Posted October 2, 2008

Maraea Morris stood on the edge of the crowd one Sunday in 1886. She watched as three young men sang and marched down the middle of Gladstone Road, Gisborne, in their Salvation Army uniforms and into a hall.

Hesitant to enter the hall, yet wanting to know more about this Salvation Army she knew only a little about, Maraea slipped in beside a Wesleyan minister. Inside she heard Ernest Holdaway reading the last chapter of Revelation. The words had a profound affect on her.

Born to an Irishman, William Morris, and Puihi Te Umutapu, a Maori woman of rank in 1844, Maraea spent her childhood in and around her father’s public-house. Then at age nine she was sent to the Three Kings Native Institution, a Wesleyan Mission, where she learned to read and write, pray and read the Bible. She returned home two years later.

Soon after her return, Maraea’s mother died and her father began to drink heavily. As home life became more and more unbearable she ran away to her mother’s tribe in Poverty Bay and began attending the Maori Church of England.

In 1863 she married a young chief named Pera Taihuka. Five years later, on the orders of Te Kooti, he was murdered before her eyes. She vowed she would not rest until she had revenge on Te Kooti.

While in captivity herself, she noticed that Te Kooti gave his orders in a drunken frenzy. One day he claimed to have received divine authority to make a human sacrifice. Maraea and another were chosen as his victims. Just as they were about to be killed a gunshot was heard. The rebels scattered and the two captives escaped.

Still filled with vengeance, Maraea moved from place to place searching for Te Kooti, unable to find him. Her desire for revenge had darkened her life.
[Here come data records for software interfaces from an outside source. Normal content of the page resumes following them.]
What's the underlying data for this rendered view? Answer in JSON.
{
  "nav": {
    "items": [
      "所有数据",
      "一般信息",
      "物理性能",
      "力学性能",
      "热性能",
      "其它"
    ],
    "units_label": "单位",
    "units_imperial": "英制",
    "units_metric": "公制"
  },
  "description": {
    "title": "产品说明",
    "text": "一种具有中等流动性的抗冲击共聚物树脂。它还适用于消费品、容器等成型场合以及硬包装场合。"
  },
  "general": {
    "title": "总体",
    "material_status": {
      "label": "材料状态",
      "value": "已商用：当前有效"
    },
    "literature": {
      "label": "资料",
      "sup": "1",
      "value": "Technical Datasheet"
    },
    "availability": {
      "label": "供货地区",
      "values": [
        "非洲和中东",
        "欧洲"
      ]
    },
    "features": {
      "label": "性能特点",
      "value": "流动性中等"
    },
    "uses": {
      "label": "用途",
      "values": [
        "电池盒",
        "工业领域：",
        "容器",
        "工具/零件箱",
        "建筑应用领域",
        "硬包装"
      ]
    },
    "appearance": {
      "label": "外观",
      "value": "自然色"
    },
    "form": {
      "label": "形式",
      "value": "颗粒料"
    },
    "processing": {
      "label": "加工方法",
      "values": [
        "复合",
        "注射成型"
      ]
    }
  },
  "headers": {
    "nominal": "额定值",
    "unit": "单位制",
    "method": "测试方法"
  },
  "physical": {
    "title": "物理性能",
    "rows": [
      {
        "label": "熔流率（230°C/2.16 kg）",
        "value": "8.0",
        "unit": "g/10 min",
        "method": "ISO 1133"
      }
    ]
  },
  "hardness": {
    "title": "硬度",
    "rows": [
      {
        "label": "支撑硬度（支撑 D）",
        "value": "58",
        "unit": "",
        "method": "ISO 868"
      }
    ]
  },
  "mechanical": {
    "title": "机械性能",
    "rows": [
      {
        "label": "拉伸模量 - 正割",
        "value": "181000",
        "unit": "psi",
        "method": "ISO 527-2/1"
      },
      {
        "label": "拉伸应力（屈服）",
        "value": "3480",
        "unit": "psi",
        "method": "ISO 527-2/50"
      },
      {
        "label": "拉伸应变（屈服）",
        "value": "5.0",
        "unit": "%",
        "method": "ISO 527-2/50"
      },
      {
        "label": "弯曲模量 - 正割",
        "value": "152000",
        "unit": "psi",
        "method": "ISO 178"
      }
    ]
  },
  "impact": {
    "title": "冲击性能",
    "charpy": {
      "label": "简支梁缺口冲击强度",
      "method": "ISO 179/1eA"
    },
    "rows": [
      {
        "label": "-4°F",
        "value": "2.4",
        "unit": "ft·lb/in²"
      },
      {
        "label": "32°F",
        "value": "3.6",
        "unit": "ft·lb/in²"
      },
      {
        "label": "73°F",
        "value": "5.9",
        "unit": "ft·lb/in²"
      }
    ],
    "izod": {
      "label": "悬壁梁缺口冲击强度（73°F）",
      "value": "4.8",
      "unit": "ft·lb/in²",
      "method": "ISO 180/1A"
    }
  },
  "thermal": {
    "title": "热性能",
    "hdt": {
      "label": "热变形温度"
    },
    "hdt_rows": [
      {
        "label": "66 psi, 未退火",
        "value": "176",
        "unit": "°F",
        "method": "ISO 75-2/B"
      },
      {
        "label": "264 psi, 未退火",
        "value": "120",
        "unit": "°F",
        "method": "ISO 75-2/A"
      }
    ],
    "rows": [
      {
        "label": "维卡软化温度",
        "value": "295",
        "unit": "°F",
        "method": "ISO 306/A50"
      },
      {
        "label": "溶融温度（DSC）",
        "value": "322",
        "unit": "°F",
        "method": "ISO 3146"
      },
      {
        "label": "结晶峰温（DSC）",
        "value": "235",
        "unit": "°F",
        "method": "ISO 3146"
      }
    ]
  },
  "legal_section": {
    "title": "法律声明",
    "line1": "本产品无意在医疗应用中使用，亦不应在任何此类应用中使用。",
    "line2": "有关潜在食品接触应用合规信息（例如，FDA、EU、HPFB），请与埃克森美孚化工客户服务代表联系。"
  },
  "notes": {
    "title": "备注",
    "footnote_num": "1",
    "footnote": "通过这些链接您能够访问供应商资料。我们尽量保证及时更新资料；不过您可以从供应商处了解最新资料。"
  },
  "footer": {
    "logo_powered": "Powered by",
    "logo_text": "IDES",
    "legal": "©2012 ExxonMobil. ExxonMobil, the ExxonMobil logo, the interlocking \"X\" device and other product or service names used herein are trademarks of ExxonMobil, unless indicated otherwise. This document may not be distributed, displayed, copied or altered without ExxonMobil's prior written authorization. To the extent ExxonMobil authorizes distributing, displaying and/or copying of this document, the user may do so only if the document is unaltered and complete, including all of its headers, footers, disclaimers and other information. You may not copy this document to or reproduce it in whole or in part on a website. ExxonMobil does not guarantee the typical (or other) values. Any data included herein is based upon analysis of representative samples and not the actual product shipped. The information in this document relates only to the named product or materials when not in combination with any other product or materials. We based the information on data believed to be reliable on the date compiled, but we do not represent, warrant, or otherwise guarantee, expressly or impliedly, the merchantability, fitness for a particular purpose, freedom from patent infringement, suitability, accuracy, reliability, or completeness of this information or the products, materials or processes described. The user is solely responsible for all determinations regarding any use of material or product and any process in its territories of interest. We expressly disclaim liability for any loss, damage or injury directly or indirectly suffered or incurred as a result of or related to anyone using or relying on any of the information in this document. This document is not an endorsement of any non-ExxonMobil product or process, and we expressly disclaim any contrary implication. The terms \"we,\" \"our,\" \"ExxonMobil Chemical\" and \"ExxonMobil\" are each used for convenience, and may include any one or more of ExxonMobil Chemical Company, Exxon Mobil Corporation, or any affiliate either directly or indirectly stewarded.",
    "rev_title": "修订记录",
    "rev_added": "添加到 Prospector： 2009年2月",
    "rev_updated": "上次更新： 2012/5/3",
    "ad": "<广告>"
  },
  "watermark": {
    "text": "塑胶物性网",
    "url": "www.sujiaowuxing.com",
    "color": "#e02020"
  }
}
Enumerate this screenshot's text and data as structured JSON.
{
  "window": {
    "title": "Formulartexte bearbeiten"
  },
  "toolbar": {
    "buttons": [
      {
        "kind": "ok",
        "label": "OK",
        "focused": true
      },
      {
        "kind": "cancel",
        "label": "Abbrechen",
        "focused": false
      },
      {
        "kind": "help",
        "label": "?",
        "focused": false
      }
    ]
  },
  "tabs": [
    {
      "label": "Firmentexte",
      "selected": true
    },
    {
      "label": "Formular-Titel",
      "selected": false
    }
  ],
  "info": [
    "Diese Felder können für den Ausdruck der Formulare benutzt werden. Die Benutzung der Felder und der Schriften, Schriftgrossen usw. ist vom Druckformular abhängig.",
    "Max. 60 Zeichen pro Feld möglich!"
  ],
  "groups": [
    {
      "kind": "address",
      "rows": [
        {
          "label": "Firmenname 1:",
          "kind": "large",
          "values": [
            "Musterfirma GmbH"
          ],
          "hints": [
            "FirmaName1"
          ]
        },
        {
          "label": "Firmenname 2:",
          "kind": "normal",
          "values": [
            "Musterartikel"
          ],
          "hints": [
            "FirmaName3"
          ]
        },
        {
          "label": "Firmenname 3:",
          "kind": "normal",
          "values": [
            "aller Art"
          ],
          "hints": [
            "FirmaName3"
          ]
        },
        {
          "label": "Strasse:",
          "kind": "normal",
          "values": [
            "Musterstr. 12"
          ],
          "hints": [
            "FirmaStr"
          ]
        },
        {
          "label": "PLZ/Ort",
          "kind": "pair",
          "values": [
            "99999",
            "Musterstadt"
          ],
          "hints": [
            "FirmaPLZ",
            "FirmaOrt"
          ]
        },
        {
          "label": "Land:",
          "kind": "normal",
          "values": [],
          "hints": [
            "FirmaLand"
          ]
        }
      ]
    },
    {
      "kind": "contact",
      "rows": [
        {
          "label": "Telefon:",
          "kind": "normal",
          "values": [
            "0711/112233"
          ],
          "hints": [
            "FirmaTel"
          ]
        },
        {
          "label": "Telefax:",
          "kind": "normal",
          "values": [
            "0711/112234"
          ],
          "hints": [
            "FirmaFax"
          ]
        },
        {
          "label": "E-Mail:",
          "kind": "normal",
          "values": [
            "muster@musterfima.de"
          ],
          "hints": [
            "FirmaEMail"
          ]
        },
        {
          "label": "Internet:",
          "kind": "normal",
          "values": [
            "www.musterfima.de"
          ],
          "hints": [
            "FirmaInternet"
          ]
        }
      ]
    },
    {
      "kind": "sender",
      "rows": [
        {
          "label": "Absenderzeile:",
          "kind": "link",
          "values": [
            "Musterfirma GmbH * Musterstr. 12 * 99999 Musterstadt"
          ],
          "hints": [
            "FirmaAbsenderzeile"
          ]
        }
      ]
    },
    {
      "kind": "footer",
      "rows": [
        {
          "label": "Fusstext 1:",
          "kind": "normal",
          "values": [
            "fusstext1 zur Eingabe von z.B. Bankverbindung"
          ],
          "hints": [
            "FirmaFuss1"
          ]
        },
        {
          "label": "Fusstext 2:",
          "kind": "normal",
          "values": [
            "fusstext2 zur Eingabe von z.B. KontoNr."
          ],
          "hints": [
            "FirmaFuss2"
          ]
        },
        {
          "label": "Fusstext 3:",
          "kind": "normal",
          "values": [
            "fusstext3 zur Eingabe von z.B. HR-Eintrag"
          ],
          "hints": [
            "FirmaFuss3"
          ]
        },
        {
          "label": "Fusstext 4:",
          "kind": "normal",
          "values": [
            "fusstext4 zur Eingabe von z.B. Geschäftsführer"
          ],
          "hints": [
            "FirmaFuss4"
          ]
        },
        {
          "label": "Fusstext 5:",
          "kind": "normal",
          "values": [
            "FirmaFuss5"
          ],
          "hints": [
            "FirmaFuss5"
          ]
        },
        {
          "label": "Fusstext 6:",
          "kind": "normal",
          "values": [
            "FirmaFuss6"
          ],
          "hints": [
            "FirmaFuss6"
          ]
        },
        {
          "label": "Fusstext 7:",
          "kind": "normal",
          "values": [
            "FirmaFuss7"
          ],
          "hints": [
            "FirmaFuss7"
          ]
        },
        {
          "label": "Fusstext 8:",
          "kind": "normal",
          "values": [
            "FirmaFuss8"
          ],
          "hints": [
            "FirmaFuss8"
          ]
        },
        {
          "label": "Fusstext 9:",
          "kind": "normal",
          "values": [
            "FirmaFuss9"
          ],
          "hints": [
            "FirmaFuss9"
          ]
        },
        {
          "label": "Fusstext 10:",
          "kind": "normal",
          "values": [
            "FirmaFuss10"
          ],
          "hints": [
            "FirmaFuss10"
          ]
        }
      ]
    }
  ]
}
Then, she heard Captain Holdaway reading that passage from Revelation. 

Her heart was stubborn and she struggled with her anger. She was asked to forgive Te Kooti but flatly refused. The captain prayed for her and the light broke through her darkness. Crying out to God for forgiveness she pardoned Te Kooti—she knew she was saved.

She was later commissioned as colour sergeant at Gisborne Corps, and went on to represent Maori in The Salvation Army in Gisborne and Wanganui, and at Congress in Melbourne. She died in 1907 after an accident with a horse and gig.